An open rhinoplasty is a cosmetic surgery procedure that is performed to widen, narrow, shorten, or elongate the nose. The procedure involves making an incision across the tissue separating the nostrils called the columella and several smaller cuts inside the nose. Open rhinoplasty is usually an elective surgery that patients undergo to improve their appearances, but the procedure may be necessary in some cases to relieve airway obstructions or correct congenital defects. Another similar surgery called closed rhinoplasty is sometimes preferred to shorten healing time and avoid visible surgical scars.
When a person needs or wants an open rhinoplasty, he or she first needs to undergo a thorough medical evaluation. A doctor reviews the patient's medical history, current medication use, and allergies to make sure he or she will be a good candidate for anesthesia and surgery. A physical exam allows the doctor to study potential problem areas in the nose, such as a soft tissue obstruction or a deviated septum.

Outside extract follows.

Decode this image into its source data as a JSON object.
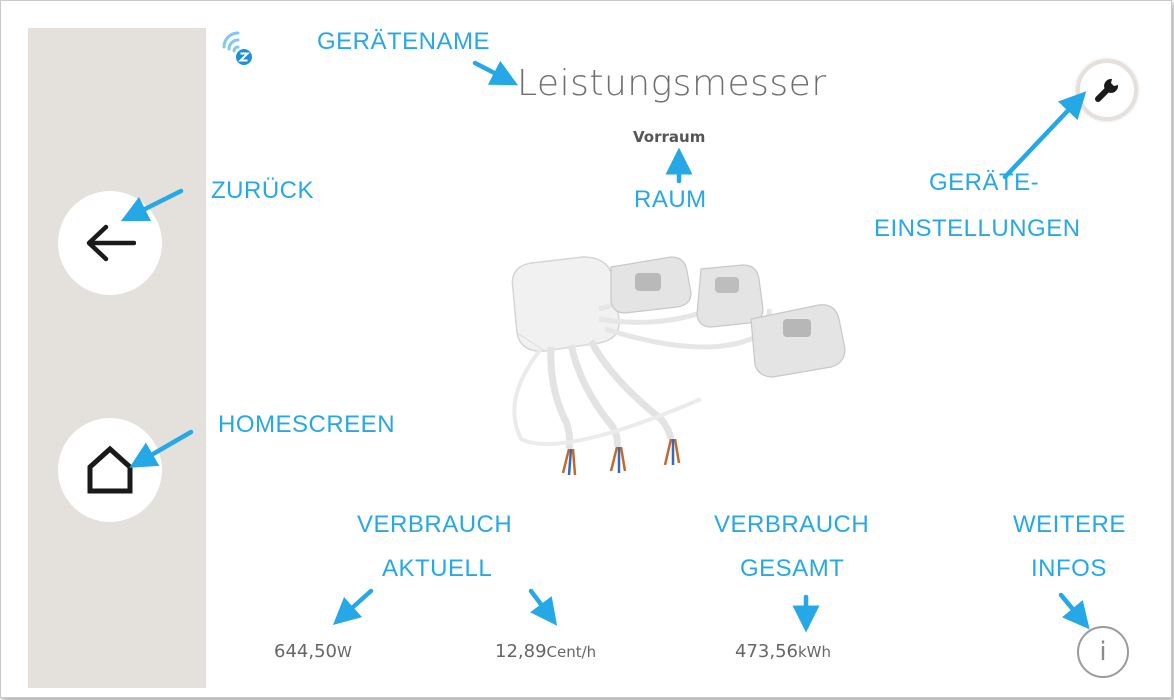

In addition, x-rays and other diagnostic imaging scans of the nose and jaw are usually performed to check for underlying bone abnormalities.
A plastic surgeon can choose to perform either closed or open rhinoplasty after carefully considering the advantages and drawbacks of each. In general, closed procedures are preferred when the nose only needs to be slightly modified or the problem area can be operated on through a nostril. Open rhinoplasty is helpful on major reconstructive projects where a large area of tissue or multiple spots in the nose need to be corrected. By making an external incision in an open procedure, a surgeon has easier access to internal structures. It usually takes longer for patients to recover from open surgery and they may have columellar scars that never fully heal.
Before open rhinoplasty, a patient usually receives a general anesthetic. Once the patient is sedated, the surgeon makes a cut in the columella to expose the internal nasal cavities. He or she can then use scalpels, saws, tweezers, and other precision instruments to remove cartilage and realign bones. Once the procedure is completed, the surgeon uses stitches or glues to suture internal openings and the columellar incision. The entire procedure usually takes less than two hours, and the patient can usually go home on the same day of his or her surgery.
In the first few days after open rhinoplasty, a patient can expect to have pain, swelling, and breathing difficulties. He or she is usually prescribed painkillers, antibiotics, and a saline spray to help relieve discomfort. In addition, a surgeon may decide to fit the patient with a soft plastic splint to wear for about one week to help support and protect the tender nose. Follow-up visits in the weeks and months after surgery are important to make sure the procedure was successful and that the patient is recovering on schedule.